Earlier this week, US Education Secretary Miguel Cardona Tweeted a photo of himself visiting an elementary school classroom, with the caption “Teaching isn’t a job you hold. It’s an extension of your life’s purpose”. Numerous responses to the Tweet pointed out that teaching is indeed a job, and that characterizing it as “your life’s purpose” is questionable.
One of the more liked responses to the Tweet said: “No. It’s a job. When we view it as some sort of holier than thou calling, it makes it easier for those in power to justify paying us crap salaries because “we signed up for it” or expecting martyrdom because “That’s the life of a teacher” or “it’s for the kids””.
Some of the other responders to Cardona’s Tweet mentioned a concept called “vocational awe”. This is a term that was new to me. I looked it up, and I was extremely impressed. “Vocational awe” is relevant to many occupations, and I honestly can’t believe that I never encountered it in several decades of teaching and research about work and workplaces. That says a lot about the limited and biased ways in which work and organizations are understood.
The term “vocational awe” originated in an essay by librarian Fobazi Ettarh.

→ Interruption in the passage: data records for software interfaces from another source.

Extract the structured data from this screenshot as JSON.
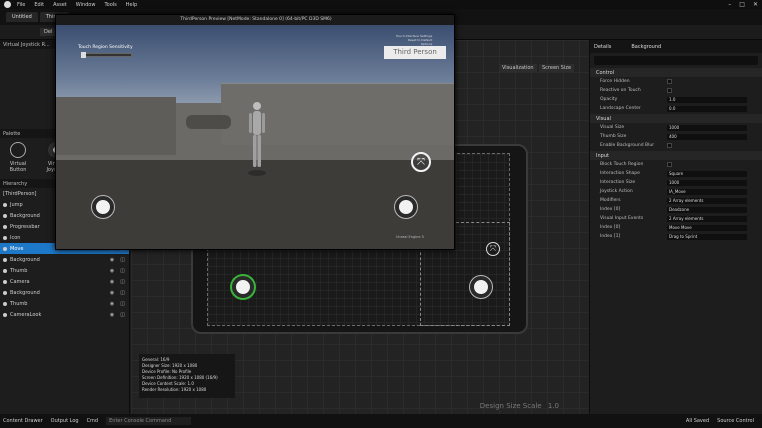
{
  "menubar": {
    "items": [
      "File",
      "Edit",
      "Asset",
      "Window",
      "Tools",
      "Help"
    ]
  },
  "tabs": [
    "Untitled",
    "Third..."
  ],
  "toolbar": {
    "first_tab": "Del"
  },
  "left": {
    "panel1_title": "Virtual Joystick R...",
    "palette_title": "Palette",
    "palette_items": [
      "Virtual Button",
      "Virtual Joystick"
    ],
    "hierarchy_title": "Hierarchy",
    "hierarchy_root": "[ThirdPerson]",
    "rows": [
      "Jump",
      "Background",
      "Progressbar",
      "Icon",
      "Move",
      "Background",
      "Thumb",
      "Camera",
      "Background",
      "Thumb",
      "CameraLook"
    ],
    "selected_index": 4
  },
  "designer": {
    "info_lines": [
      "General: 16/9",
      "Designer Size: 1920 x 1080",
      "Device Profile: No Profile",
      "Screen Definition: 1920 x 1080 (16/9)",
      "Device Content Scale: 1.0",
      "Render Resolution: 1920 x 1080"
    ],
    "design_scale_label": "Design Size Scale",
    "design_scale_value": "1.0",
    "visualization": "Visualization",
    "screen_size": "Screen Size"
  },
  "right": {
    "tab_details": "Details",
    "tab_background": "Background",
    "categories": [
      "Control",
      "Visual",
      "Input"
    ],
    "control_props": [
      {
        "label": "Force Hidden",
        "value": ""
      },
      {
        "label": "Reactive on Touch",
        "value": ""
      },
      {
        "label": "Opacity",
        "value": "1.0"
      },
      {
        "label": "Landscape Center",
        "value": "0.0"
      }
    ],
    "visual_props": [
      {
        "label": "Visual Size",
        "value": "1000"
      },
      {
        "label": "Thumb Size",
        "value": "400"
      },
      {
        "label": "Enable Background Blur",
        "value": ""
      }
    ],
    "input_props": [
      {
        "label": "Block Touch Region",
        "value": ""
      },
      {
        "label": "Interaction Shape",
        "value": "Square"
      },
      {
        "label": "Interaction Size",
        "value": "1000"
      },
      {
        "label": "Joystick Action",
        "value": "IA_Move"
      },
      {
        "label": "Modifiers",
        "value": "2 Array elements"
      },
      {
        "label": "Index [0]",
        "value": "Deadzone"
      },
      {
        "label": "Visual Input Events",
        "value": "2 Array elements"
      },
      {
        "label": "Index [0]",
        "value": "Move Move"
      },
      {
        "label": "Index [1]",
        "value": "Drag to Sprint"
      }
    ]
  },
  "status": {
    "items": [
      "Content Drawer",
      "Output Log",
      "Cmd",
      "Enter Console Command"
    ],
    "right": [
      "All Saved",
      "Source Control"
    ]
  },
  "game": {
    "window_title": "ThirdPerson Preview [NetMode: Standalone 0]  (64-bit/PC D3D SM6)",
    "hud_label": "Touch Region Sensitivity",
    "third_person": "Third Person",
    "small_lines": [
      "Touch Interface Settings",
      "Reset to Default",
      "Options"
    ],
    "branding": "Unreal Engine 5"
  }
}
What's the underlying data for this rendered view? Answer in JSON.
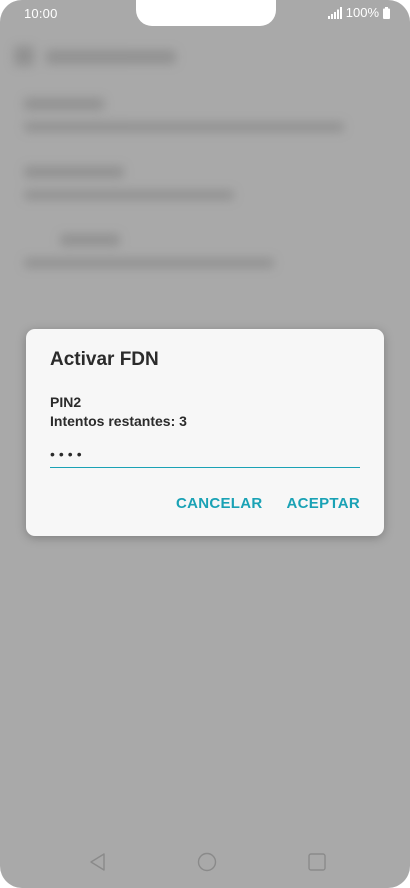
{
  "status_bar": {
    "time": "10:00",
    "battery_text": "100%",
    "icons": [
      "signal-icon",
      "battery-icon"
    ]
  },
  "dialog": {
    "title": "Activar FDN",
    "pin_label": "PIN2",
    "attempts_label": "Intentos restantes: 3",
    "pin_value": "••••",
    "cancel_label": "CANCELAR",
    "accept_label": "ACEPTAR"
  },
  "navigation": {
    "icons": [
      "back-icon",
      "home-icon",
      "recents-icon"
    ]
  },
  "colors": {
    "accent": "#1aa2b5",
    "scrim": "#a9a9a9",
    "dialog_bg": "#f7f7f7",
    "text": "#2b2b2b"
  }
}
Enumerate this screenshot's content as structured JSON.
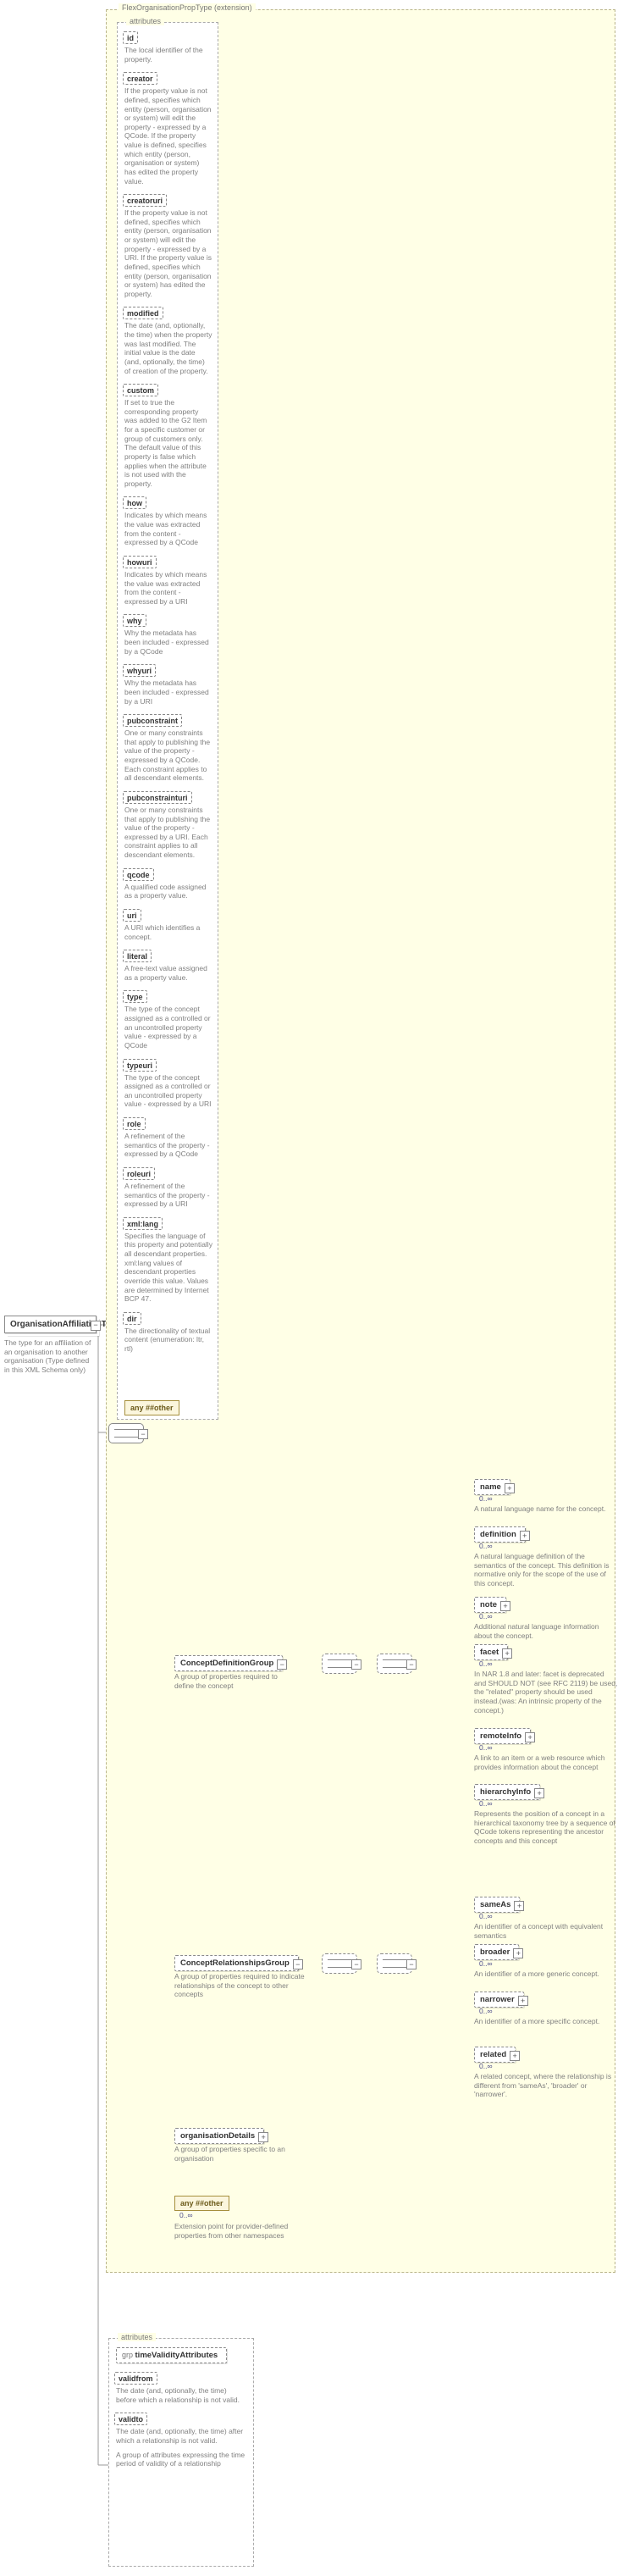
{
  "root": {
    "title": "OrganisationAffiliationType",
    "desc": "The type for an affiliation of an organisation to another organisation (Type defined in this XML Schema only)"
  },
  "ext_label": "FlexOrganisationPropType (extension)",
  "attr_panel_label": "attributes",
  "attrs": [
    {
      "name": "id",
      "desc": "The local identifier of the property."
    },
    {
      "name": "creator",
      "desc": "If the property value is not defined, specifies which entity (person, organisation or system) will edit the property - expressed by a QCode. If the property value is defined, specifies which entity (person, organisation or system) has edited the property value."
    },
    {
      "name": "creatoruri",
      "desc": "If the property value is not defined, specifies which entity (person, organisation or system) will edit the property - expressed by a URI. If the property value is defined, specifies which entity (person, organisation or system) has edited the property."
    },
    {
      "name": "modified",
      "desc": "The date (and, optionally, the time) when the property was last modified. The initial value is the date (and, optionally, the time) of creation of the property."
    },
    {
      "name": "custom",
      "desc": "If set to true the corresponding property was added to the G2 Item for a specific customer or group of customers only. The default value of this property is false which applies when the attribute is not used with the property."
    },
    {
      "name": "how",
      "desc": "Indicates by which means the value was extracted from the content - expressed by a QCode"
    },
    {
      "name": "howuri",
      "desc": "Indicates by which means the value was extracted from the content - expressed by a URI"
    },
    {
      "name": "why",
      "desc": "Why the metadata has been included - expressed by a QCode"
    },
    {
      "name": "whyuri",
      "desc": "Why the metadata has been included - expressed by a URI"
    },
    {
      "name": "pubconstraint",
      "desc": "One or many constraints that apply to publishing the value of the property - expressed by a QCode. Each constraint applies to all descendant elements."
    },
    {
      "name": "pubconstrainturi",
      "desc": "One or many constraints that apply to publishing the value of the property - expressed by a URI. Each constraint applies to all descendant elements."
    },
    {
      "name": "qcode",
      "desc": "A qualified code assigned as a property value."
    },
    {
      "name": "uri",
      "desc": "A URI which identifies a concept."
    },
    {
      "name": "literal",
      "desc": "A free-text value assigned as a property value."
    },
    {
      "name": "type",
      "desc": "The type of the concept assigned as a controlled or an uncontrolled property value - expressed by a QCode"
    },
    {
      "name": "typeuri",
      "desc": "The type of the concept assigned as a controlled or an uncontrolled property value - expressed by a URI"
    },
    {
      "name": "role",
      "desc": "A refinement of the semantics of the property - expressed by a QCode"
    },
    {
      "name": "roleuri",
      "desc": "A refinement of the semantics of the property - expressed by a URI"
    },
    {
      "name": "xml:lang",
      "desc": "Specifies the language of this property and potentially all descendant properties. xml:lang values of descendant properties override this value. Values are determined by Internet BCP 47."
    },
    {
      "name": "dir",
      "desc": "The directionality of textual content (enumeration: ltr, rtl)"
    }
  ],
  "any_attr": "any ##other",
  "groups": {
    "cd": {
      "label": "ConceptDefinitionGroup",
      "desc": "A group of properties required to define the concept"
    },
    "cr": {
      "label": "ConceptRelationshipsGroup",
      "desc": "A group of properties required to indicate relationships of the concept to other concepts"
    },
    "od": {
      "label": "organisationDetails",
      "desc": "A group of properties specific to an organisation"
    },
    "other": {
      "label": "any ##other",
      "desc": "Extension point for provider-defined properties from other namespaces"
    }
  },
  "leavesCD": [
    {
      "name": "name",
      "desc": "A natural language name for the concept."
    },
    {
      "name": "definition",
      "desc": "A natural language definition of the semantics of the concept. This definition is normative only for the scope of the use of this concept."
    },
    {
      "name": "note",
      "desc": "Additional natural language information about the concept."
    },
    {
      "name": "facet",
      "desc": "In NAR 1.8 and later: facet is deprecated and SHOULD NOT (see RFC 2119) be used, the \"related\" property should be used instead.(was: An intrinsic property of the concept.)"
    },
    {
      "name": "remoteInfo",
      "desc": "A link to an item or a web resource which provides information about the concept"
    },
    {
      "name": "hierarchyInfo",
      "desc": "Represents the position of a concept in a hierarchical taxonomy tree by a sequence of QCode tokens representing the ancestor concepts and this concept"
    }
  ],
  "leavesCR": [
    {
      "name": "sameAs",
      "desc": "An identifier of a concept with equivalent semantics"
    },
    {
      "name": "broader",
      "desc": "An identifier of a more generic concept."
    },
    {
      "name": "narrower",
      "desc": "An identifier of a more specific concept."
    },
    {
      "name": "related",
      "desc": "A related concept, where the relationship is different from 'sameAs', 'broader' or 'narrower'."
    }
  ],
  "time_panel": {
    "group": "timeValidityAttributes",
    "items": [
      {
        "name": "validfrom",
        "desc": "The date (and, optionally, the time) before which a relationship is not valid."
      },
      {
        "name": "validto",
        "desc": "The date (and, optionally, the time) after which a relationship is not valid."
      }
    ],
    "foot": "A group of attributes expressing the time period of validity of a relationship"
  },
  "card": {
    "zero_inf": "0..∞"
  }
}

She defines it as:
the set of ideas, values, and assumptions librarians have about themselves and the profession that result in beliefs that libraries as institutions are inherently good and sacred, and therefore beyond critique….I would like to dismantle the idea that librarianship is a sacred calling; thus requiring absolute obedience to a prescribed set of rules and behaviors, regardless of any negative effect on librarians’ own lives.
Ettarh characterizes the negative effects of vocational awe on the worker this way: (more…)